• [Entries supplied]:
::::

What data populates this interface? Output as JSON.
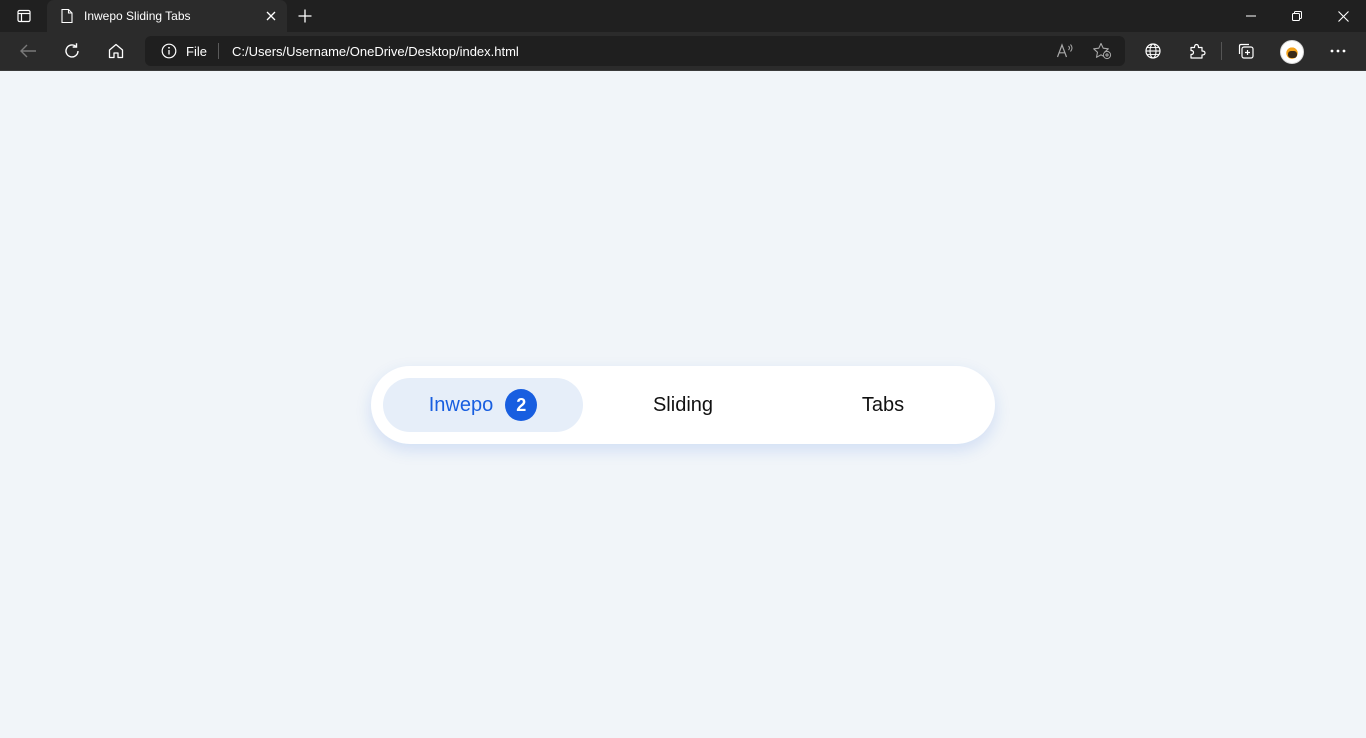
{
  "browser": {
    "tab_title": "Inwepo Sliding Tabs",
    "address": {
      "scheme_label": "File",
      "url": "C:/Users/Username/OneDrive/Desktop/index.html"
    }
  },
  "page": {
    "tabs": [
      {
        "label": "Inwepo",
        "badge": "2",
        "active": true
      },
      {
        "label": "Sliding",
        "active": false
      },
      {
        "label": "Tabs",
        "active": false
      }
    ]
  },
  "colors": {
    "accent": "#185ee0",
    "glider": "#e6eef9",
    "page_bg": "#f1f5f9",
    "chrome_dark": "#202020",
    "toolbar": "#2b2b2b"
  },
  "icons": {
    "tab_actions": "tab-actions-icon",
    "favicon": "page-icon",
    "close": "close-icon",
    "new_tab": "plus-icon",
    "back": "back-arrow-icon",
    "refresh": "refresh-icon",
    "home": "home-icon",
    "info": "info-icon",
    "read_aloud": "read-aloud-icon",
    "favorites": "add-favorite-icon",
    "browser_essentials": "globe-icon",
    "extensions": "puzzle-icon",
    "collections": "collections-icon",
    "more": "more-icon"
  }
}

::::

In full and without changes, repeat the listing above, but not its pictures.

• [Solution to this problem]:
What data populates this interface? Output as JSON.
{
  "browser": {
    "tab_title": "Inwepo Sliding Tabs",
    "address": {
      "scheme_label": "File",
      "url": "C:/Users/Username/OneDrive/Desktop/index.html"
    }
  },
  "page": {
    "tabs": [
      {
        "label": "Inwepo",
        "badge": "2",
        "active": true
      },
      {
        "label": "Sliding",
        "active": false
      },
      {
        "label": "Tabs",
        "active": false
      }
    ]
  },
  "colors": {
    "accent": "#185ee0",
    "glider": "#e6eef9",
    "page_bg": "#f1f5f9",
    "chrome_dark": "#202020",
    "toolbar": "#2b2b2b"
  },
  "icons": {
    "tab_actions": "tab-actions-icon",
    "favicon": "page-icon",
    "close": "close-icon",
    "new_tab": "plus-icon",
    "back": "back-arrow-icon",
    "refresh": "refresh-icon",
    "home": "home-icon",
    "info": "info-icon",
    "read_aloud": "read-aloud-icon",
    "favorites": "add-favorite-icon",
    "browser_essentials": "globe-icon",
    "extensions": "puzzle-icon",
    "collections": "collections-icon",
    "more": "more-icon"
  }
}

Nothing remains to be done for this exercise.